Karen Chen has always been close to her mom, who was the backbone of the military family as it frequently moved. But in the last year, that closeness has been altered as Chen’s 80-year-old mother slipped into dementia.
“I felt like I didn’t need therapy because I could call her," says Chen of her past relationship with her mother. "We would talk forever about anything and everything that bothered me."
Chen’s mother, Kay, was diagnosed with Lewy body dementia, the second most common progressive dementia after Alzheimer’s disease. Now her mother has trouble finding words, gets easily lost, and has delusions.
For Chen, who lives in the same Indianapolis neighborhood as her parents, it's strange to see her mother "become this other person.”
“I still try to talk to her, but it feels like talking to yourself almost,” says Chen. “I’ve leaned on her so much, so it’s her time to lean on me. But it’s really hard."
Losing the emotional connection may be one of the most difficult adjustments for an adult child of a parent with dementia, experts say. But there are ways to stay emotionally connected:
1. Mourn the loss of the parent you knew
“If the caregiver can acknowledge that change, accept it and mourn it, then that’s when they are open to having other experiences where they can still have an emotional connection,” says Beth Kallmyer, vice president of constituent services for the national Alzheimer's Association, based in Chicago.
Don't mourn alone. The Alzheimer’s Association runs online message boards , 24/7 help lines (800-272-3900), and local chapters with support groups and counselors.
“We definitely need to get involved with support groups. I see the need for that now,” says Chen, whose sister spends every day with her parents and whose brother lives only an hour away.

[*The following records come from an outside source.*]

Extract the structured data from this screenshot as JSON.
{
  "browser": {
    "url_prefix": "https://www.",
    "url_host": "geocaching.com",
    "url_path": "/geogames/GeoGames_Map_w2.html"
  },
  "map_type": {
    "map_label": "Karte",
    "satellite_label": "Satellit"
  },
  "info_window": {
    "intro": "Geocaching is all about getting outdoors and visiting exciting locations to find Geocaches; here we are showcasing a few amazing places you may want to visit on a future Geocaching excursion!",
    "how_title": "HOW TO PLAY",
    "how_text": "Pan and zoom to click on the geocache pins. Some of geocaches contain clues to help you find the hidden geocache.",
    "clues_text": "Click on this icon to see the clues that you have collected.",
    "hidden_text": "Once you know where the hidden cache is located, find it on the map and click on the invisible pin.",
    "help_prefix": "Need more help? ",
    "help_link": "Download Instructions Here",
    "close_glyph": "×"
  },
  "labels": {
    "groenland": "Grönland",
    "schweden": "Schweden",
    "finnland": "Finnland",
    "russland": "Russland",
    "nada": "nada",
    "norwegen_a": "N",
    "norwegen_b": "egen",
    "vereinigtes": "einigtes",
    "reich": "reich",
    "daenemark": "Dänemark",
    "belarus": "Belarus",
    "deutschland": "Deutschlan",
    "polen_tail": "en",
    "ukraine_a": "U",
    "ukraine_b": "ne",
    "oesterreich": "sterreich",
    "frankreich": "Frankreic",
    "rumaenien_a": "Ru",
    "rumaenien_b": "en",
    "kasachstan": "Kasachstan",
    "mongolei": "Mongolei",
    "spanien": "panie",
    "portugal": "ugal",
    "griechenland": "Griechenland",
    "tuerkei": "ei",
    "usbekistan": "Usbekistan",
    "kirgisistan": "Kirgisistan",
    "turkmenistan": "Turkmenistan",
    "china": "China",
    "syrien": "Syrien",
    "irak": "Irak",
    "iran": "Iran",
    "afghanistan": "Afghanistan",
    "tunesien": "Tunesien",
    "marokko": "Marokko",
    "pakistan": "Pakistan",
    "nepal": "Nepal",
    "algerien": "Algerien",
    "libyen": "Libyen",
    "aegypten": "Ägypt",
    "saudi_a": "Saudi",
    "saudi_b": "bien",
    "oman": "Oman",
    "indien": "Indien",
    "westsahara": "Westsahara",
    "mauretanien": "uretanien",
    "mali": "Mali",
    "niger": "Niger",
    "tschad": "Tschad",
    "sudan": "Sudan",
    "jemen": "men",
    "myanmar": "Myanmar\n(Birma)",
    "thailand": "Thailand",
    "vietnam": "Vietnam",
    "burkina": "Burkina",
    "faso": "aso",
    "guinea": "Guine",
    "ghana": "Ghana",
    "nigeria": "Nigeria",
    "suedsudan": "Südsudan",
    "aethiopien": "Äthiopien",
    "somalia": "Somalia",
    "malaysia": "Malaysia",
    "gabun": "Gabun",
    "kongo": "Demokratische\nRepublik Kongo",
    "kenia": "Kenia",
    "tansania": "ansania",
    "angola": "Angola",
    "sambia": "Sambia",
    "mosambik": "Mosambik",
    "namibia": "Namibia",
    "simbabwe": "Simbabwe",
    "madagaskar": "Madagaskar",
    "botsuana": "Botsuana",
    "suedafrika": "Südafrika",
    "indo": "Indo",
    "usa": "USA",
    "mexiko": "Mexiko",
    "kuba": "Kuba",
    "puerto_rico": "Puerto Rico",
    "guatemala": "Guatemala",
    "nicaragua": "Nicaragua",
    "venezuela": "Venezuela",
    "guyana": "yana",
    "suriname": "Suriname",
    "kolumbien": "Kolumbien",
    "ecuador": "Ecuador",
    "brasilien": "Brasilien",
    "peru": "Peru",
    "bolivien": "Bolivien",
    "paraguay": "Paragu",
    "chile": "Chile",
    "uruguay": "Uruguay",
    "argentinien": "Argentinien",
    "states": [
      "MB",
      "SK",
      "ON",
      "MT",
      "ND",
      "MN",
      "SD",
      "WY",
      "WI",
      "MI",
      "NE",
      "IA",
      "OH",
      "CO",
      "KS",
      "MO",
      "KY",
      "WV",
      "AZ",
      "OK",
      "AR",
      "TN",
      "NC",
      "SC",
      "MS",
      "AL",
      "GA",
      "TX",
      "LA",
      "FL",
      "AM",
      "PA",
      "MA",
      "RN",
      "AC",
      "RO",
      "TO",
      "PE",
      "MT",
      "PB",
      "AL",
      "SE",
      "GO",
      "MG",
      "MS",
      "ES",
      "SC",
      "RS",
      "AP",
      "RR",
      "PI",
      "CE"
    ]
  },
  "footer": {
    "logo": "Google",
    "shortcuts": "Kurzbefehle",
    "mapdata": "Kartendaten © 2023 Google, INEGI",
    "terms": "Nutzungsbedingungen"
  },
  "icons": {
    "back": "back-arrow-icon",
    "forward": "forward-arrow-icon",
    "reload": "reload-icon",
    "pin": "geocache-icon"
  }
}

Vadim Hsu, whose mother Dolores, 84, has Alzheimer’s, talks frequently with a counselor at his local Alzheimer’s chapter in Santa Barbara, California. “If I call her when I’m panicking or dealing with something out of my comfort zone, she always has the time to see me the same day and to talk to me sometimes for several hours,” says Hsu.
2. Follow their lead
A parent may no longer be able to offer advice or connect intellectually, but sharing small experiences can help to stay connected. Kallmyer suggests asking the parent what they want to do. It could be anything from cooking together to playing golf. “They may not be able to golf 18 holes anymore, but they can do five holes. You’re adjusting and helping so that you can do these things together,” she says.
Hsu says his mom, despite her dementia, still enjoys debating current events. “She is extremely opinionated, and we can get a vigorous debate going, and that is one of the things I’ve always enjoyed most,” says Hsu. Even though the conversation will repeat itself continually through the hour, Hsu says he tries to be patient. “I keep in mind that it’s a brand new conversation for her.”
3. Try new things
Sometimes the activities that used to make a parent happy no longer work.
“Then you have to put aside expectations and try new things,” says Catherine Atkins, a neuropsychologist at NYU Langone Medical Center in New York City, who leads a support group for family and friends of those with dementia. It can be something as simple as holding hands, she says.
“One of the women that was in the support group had a very difficult relationship with her mother,” says Atkins. “However through the dementia, they became so loving and so close, and this healing was going on just by looking into each other’s eyes, gentle massages, putting lotion on the mom, and creating a bond that hadn’t existed before.”
4. Trigger the senses
Using the senses can be soothing emotionally, for both parent and child, says Atkins. For some, that may mean singing together or listening to music. “One person would give manicures and pedicures to her parent. Another would bring in materials of different textures and have their parent touch and feel them,” she says. If one approach doesn’t work that moment, it may work in five minutes or tomorrow, says Atkins. “It’s almost like having a child and figuring out what is going to soothe this child so that you can have this connection.”
5. Bond through animals
Sarah Crewe’s mom Doreen, 87, has Alzheimer’s and lives nearby in a Chicago facility for people with memory impairment. Five years ago, her mom lived with her for a year. “There were a lot of tears. I was missing the person who she used to be,” says Crewe. Now Crewe has come to accept her “new mom” and brings her dog Fiona to every visit.
“She doesn’t recognize me, but I think she recognizes the dog,” says Crew with a laugh. “It kind of gives us a point of discussion, a way to connect. So the dog really helps.”
6. Don’t ignore depression
“The one time you might want to step in and do things a little differently is if that sense of disconnect crosses into depression,” says Kallmyer. As many as 40 percent of people with Alzheimer’s disease may suffer from significant depression, especially in the early and middle stages, according to the Alzheimer’s Association. “And depression is treatable, There is medication that can help them," Kallmyer says.
But diagnosing depression in someone with dementia is complicated. Symptoms such as apathy, social withdrawal, loss of interest in activities, impaired thinking are common to both conditions.
“In addition, the cognitive impairment experienced by people with Alzheimer's often makes it difficult for them to articulate their sadness, hopelessness, guilt and other feelings associated with depression,” according to the association.
If depression is suspected, a geriatric psychiatrist who specializes in recognizing and treating depression in older adults should probably be consulted.